For Dante, Alison Cornish says, the stars offer optical representations of invisible realities, from divine providence to the workings of the human soul. Dante’s often puzzling celestial figures call attention to the physical world as a scene of reading in which visible phenomena are subject to more than one explanation, Cornish contends. The poetry of Dante’s astronomy, as well as its difficulty, rests on this imperative of interpretation. Reading the stars, like reading literature, is an ethical undertaking fraught with risk, not just an exercise in technical understanding. Cornish’s book is the first guide to the astronomy of Dante’s masterpiece to encompass both ways of reading his work.

Alison Cornish is assistant professor of Italian in the Department of Romance Languages and Literatures at the University of Michigan.

A selection of Doubleday Select and Readers’ Subscription

"This lucid and graceful book has much to offer and, like the heavens themselves, gives us much to think on."—Rachel Jacoff, Modern Philology
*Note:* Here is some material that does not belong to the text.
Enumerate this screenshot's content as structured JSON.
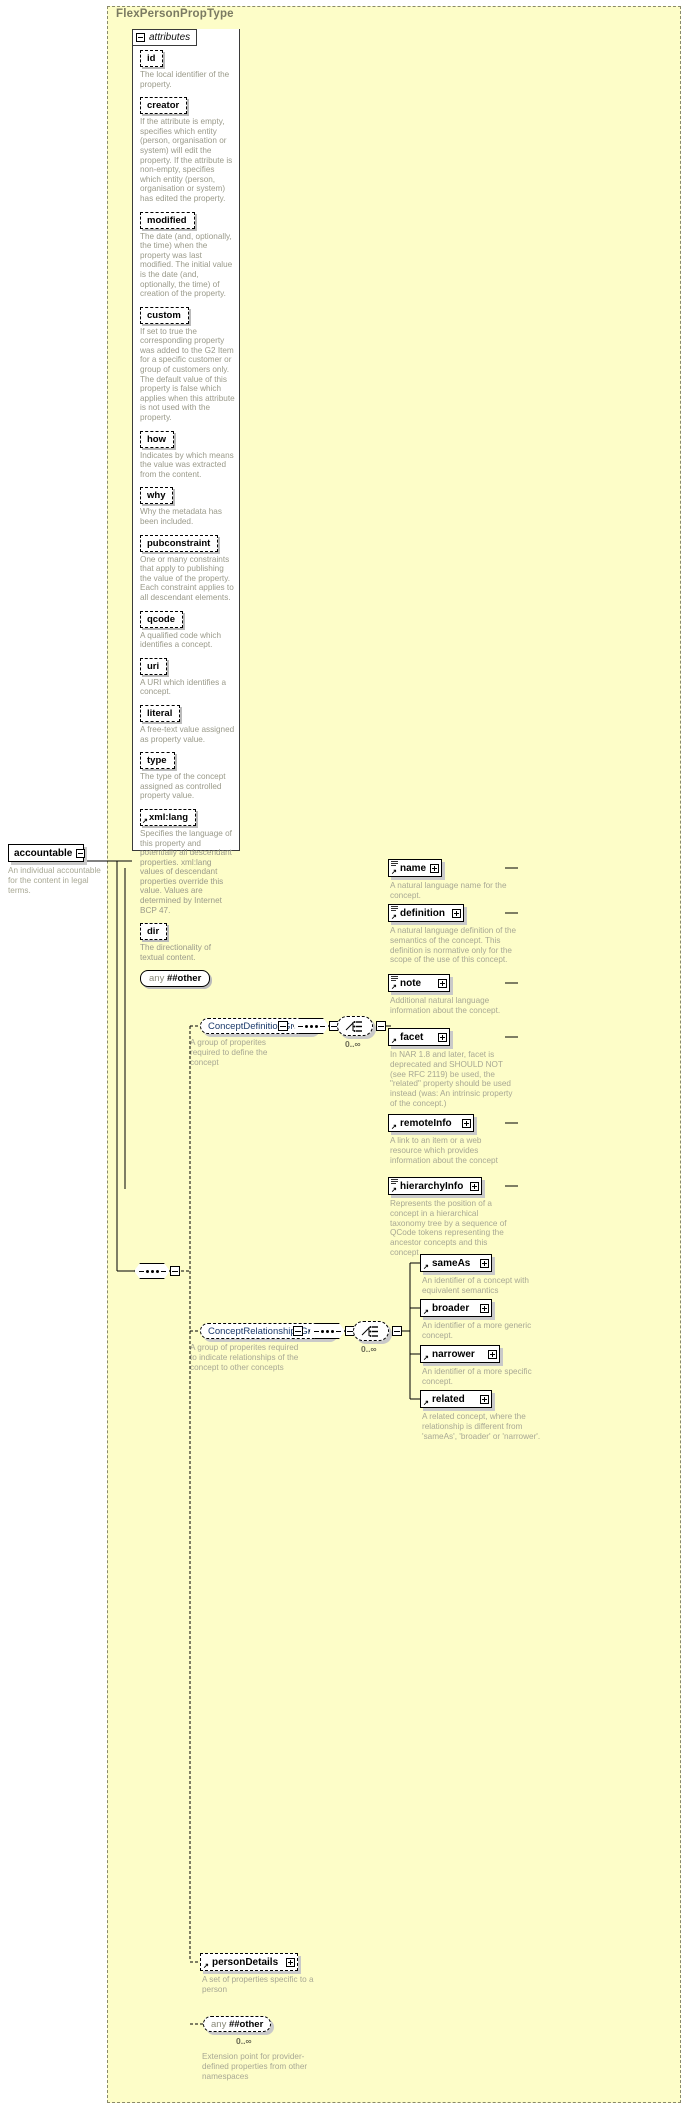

“This is an elegantly concise, lucid, and beautifully written book. It is fresh Dante criticism of the first order.”—David Quint, Yale University

"Reading Dante’s Stars is a splendid accomplishment. Professor Cornish has mastered, and lucidly recounts, the intricacies of some of Dante’s most notoriously challenging astronomical references, only to reveal the complex poetic purposes that motivate them. Through Cornish’s expert treatment, we discover in Dante’s figurative heavens the dynamics, and erotics, of spiritual vision."—Albert Russell Ascoli, University of California, Berkeley

“Cornish’s scholarship is exhaustive and up-to-date, yet she never descends into pedantry or overwhelms the reader with detail; and her conclusions about the importance of Dante’s stars to the reader’s understanding of his poem are finely judged and almost always persuasive. Lucid, elegant, and above all useful, this is a genuinely distinguished contribution to Dante studies.”—Choice

“Alison Cornish has written an elegant, erudite, and engaging little book. . . . Despite its remarkable learnedness and the difficulty of the subject matter, it is simply and lucidly written. . . . Cornish’s contribution is, without a doubt, an extemely useful and supremely original addition (not a small feat in such an overcrowded field!) to the canon of American Dante criticism.”—Olivia Holmes, Annali d’Italianistica

“Cornish has given us a learned and stimulating set of essays. Often her achievement has been to draw together scattered interpretations and insights that she coordinates to illustrate Dante’s poetic use of astronomy; occasionally, . . . her interpretation seems definitive, but more usually her success is to expand our understanding of how Dante’s poetry works.”—Richard Kay, Speculum—A Journal of Medieval Studies